Twitter’s ad model: #fail or #win?
Twitter's new ad model should be about extension and engagement, but is it just Google AdWords by a different name? Canadian experts weigh in.
While it’s not the most innovative ad revenue model the internet has seen, Twitter’s new ‘promoted tweets’ are the start of what marketing experts say could be a valuable tool for brand extension and consumer engagement.
Yesterday afternoon, Twitter users who entered ‘Starbucks,’ ‘Best Buy’ or ‘Virgin America’ would have seen the first example of the promoted tweets – 140-character blurbs that a brand has posted about its product or service, which will come to the top of the search list.
For example, Starbucks’s first promo boasted that anyone who came in the store with their reusable travel mug on April 15 would get a free cup of java. Users can re-tweet (RT) or reply to the ad as they would with any other message, but it will be clearly marked as an advertisement. Ideally, the Starbucks ad prompted the Twittersphere to RT the message before rushing to the coffee shop, eco-friendly tumblers in hand.
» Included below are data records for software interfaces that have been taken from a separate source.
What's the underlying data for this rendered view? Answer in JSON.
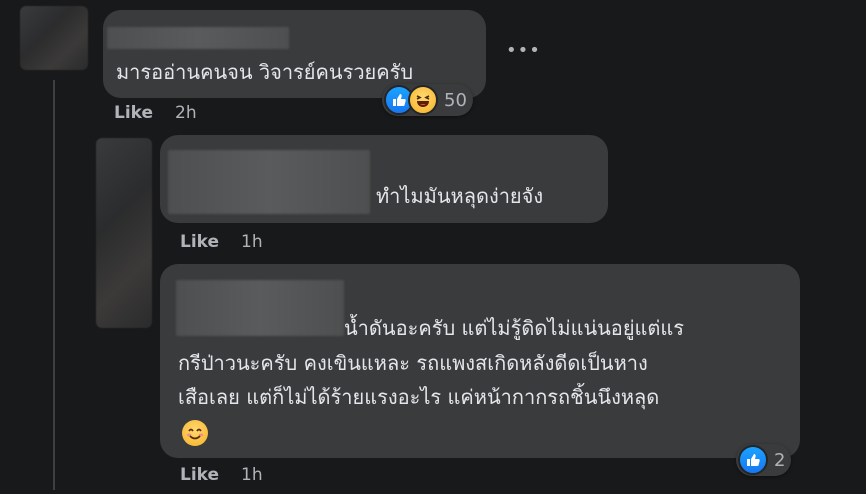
{
  "comments": [
    {
      "text": "มารออ่านคนจน วิจารย์คนรวยครับ",
      "like_label": "Like",
      "time": "2h",
      "reaction_count": "50",
      "more_label": "•••"
    },
    {
      "text": "ทำไมมันหลุดง่ายจัง",
      "like_label": "Like",
      "time": "1h"
    },
    {
      "lines": [
        "น้ำดันอะครับ แต่ไม่รู้ดิดไม่แน่นอยู่แต่แร",
        "กรีป่าวนะครับ คงเขินแหละ รถแพงสเกิดหลังดีดเป็นหาง",
        "เสือเลย แต่ก็ไม่ได้ร้ายแรงอะไร แค่หน้ากากรถชิ้นนึงหลุด"
      ],
      "like_label": "Like",
      "time": "1h",
      "reaction_count": "2"
    }
  ],
  "colors": {
    "background": "#18191a",
    "bubble": "#3a3b3c",
    "like_blue": "#1877f2"
  },
  "icons": [
    "like-reaction-icon",
    "haha-reaction-icon",
    "smile-emoji-icon",
    "more-options-icon"
  ]
}
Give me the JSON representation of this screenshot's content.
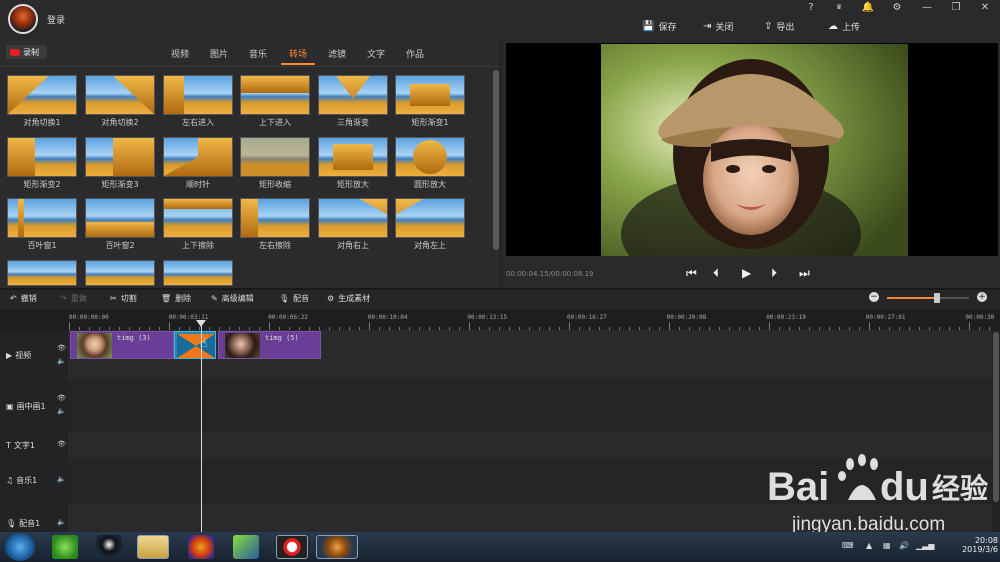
{
  "header": {
    "login_label": "登录",
    "window_controls": [
      "?",
      "VIP",
      "bell",
      "gear",
      "minimize",
      "restore",
      "close"
    ],
    "actions": [
      {
        "label": "保存",
        "icon": "save-icon"
      },
      {
        "label": "关闭",
        "icon": "exit-icon"
      },
      {
        "label": "导出",
        "icon": "export-icon"
      },
      {
        "label": "上传",
        "icon": "upload-icon"
      }
    ]
  },
  "media_panel": {
    "record_label": "录制",
    "tabs": [
      "视频",
      "图片",
      "音乐",
      "转场",
      "滤镜",
      "文字",
      "作品"
    ],
    "active_tab": "转场",
    "transitions": [
      "对角切换1",
      "对角切换2",
      "左右进入",
      "上下进入",
      "三角渐变",
      "矩形渐变1",
      "矩形渐变2",
      "矩形渐变3",
      "顺时针",
      "矩形收缩",
      "矩形放大",
      "圆形放大",
      "百叶窗1",
      "百叶窗2",
      "上下擦除",
      "左右擦除",
      "对角右上",
      "对角左上"
    ]
  },
  "preview": {
    "timecode": "00:00:04.15/00:00:08.19"
  },
  "toolbar": {
    "undo": "撤销",
    "redo": "重做",
    "cut": "切割",
    "delete": "删除",
    "advanced_edit": "高级编辑",
    "dub": "配音",
    "generate": "生成素材"
  },
  "timeline": {
    "ruler_labels": [
      "00:00:00:00",
      "00:00:03:11",
      "00:00:06:22",
      "00:00:10:04",
      "00:00:13:15",
      "00:00:16:27",
      "00:00:20:08",
      "00:00:23:19",
      "00:00:27:01",
      "00:00:30"
    ],
    "tracks": [
      "视频",
      "画中画1",
      "文字1",
      "音乐1",
      "配音1"
    ],
    "clips": [
      {
        "label": "timg (3)"
      },
      {
        "label": "timg (5)"
      }
    ]
  },
  "taskbar": {
    "time": "20:08",
    "date": "2019/3/6"
  },
  "watermark": {
    "brand": "Bai du经验",
    "url": "jingyan.baidu.com"
  }
}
The business model will initially work on a cost-per-thousand basis, according a report on AdAge, but Twitter hopes to later implement a revenue approach called ‘resonance,’ where the impact is judged on how many times a tweet is passed around, marked as a favourite or clickthroughs the posted link gets.
Any time there is a new platform with the mass reach Twitter has, it’s a huge deal for the advertising industry, says Mitch Joel, president of Montreal-based digital marketing agency Twist Image. It is also the first social network that is better on mobile than on the web, he adds.
‘It’s not what it does today that’s interesting it’s what going to do,’ Joel tells MiC. ‘Marketers will do that typical stuff that marketers do – they’ll say ‘hey, because you mentioned Apple, our new iPad is coming out tomorrow.’ What I think needs to happen is understanding the engagement and the types of conversations people have around Apple, and then customize that tweet for them,’ he explains.
For instance, if someone is tweeting about iPad apps for the BBC, it would be the ideal opportunity to tell them about a new iPad app for Thomson Reuters. This moves marketing beyond the obvious, and shows that a brand is able to engage back and forth with consumers.
‘What we’re hoping to see is a push beyond just this sort of generic, ‘blast the message in front of those people because they happen to mention a brand,’ to ‘how do we create a level of engagement that’s of value?’ Joel says.
Geoffrey Rowan, partner and managing director or Ketchum Public Relations Canada, agrees that it’s not about promotion so much as it is about building a relationship with the consumer. Twitter is a natural extension for public relations, as it gives clients a direct connection to a specialized audience, and is regularly used in PR campaigns for brands and advertisers.
Rowan says he sees the new model as another opportunity to extend ‘earned’ media to ‘paid’ media.
‘What we’ve traditionally done in PR is earned media, but more and more we are crossing that line and extending the conversations that we earn with paid media,’ he says. ‘A company like Starbucks has a great following that is earned just because it manages its Twitter feed, but now it can extend that with the paid model,’ Rowan tells MiC.
This extension, however, can only be accomplished if a brand is already active in the social media realm, as the three brands involved with the launch are.
‘While [promoted tweets] allow brands and promotional campaigns the opportunity to garner more attention and execute more creative marketing opportunities, it does not change the fact that they need to be active in the realm if they want to yield the strongest possible results on this platform,’ says Justin Young, managing director, Radar DDB Vancouver.
Even though it is a paid service, Twitter wants to distinguish itself from traditional search advertising by emphasizing that its promotional tweets are ‘organic.’ According to its blog, the difference is that promoted tweets are already part of Twitter. But Joel says the attempt at distinction is really arguing semantics.
‘It’s search-driven, it’ll be at the top and it’ll be brands. You can definitely layer this up against the mirror of Google AdWords and see the similarities. But again he with the most relevance wins. This is simply going to become a game of engagement,’ says Joel.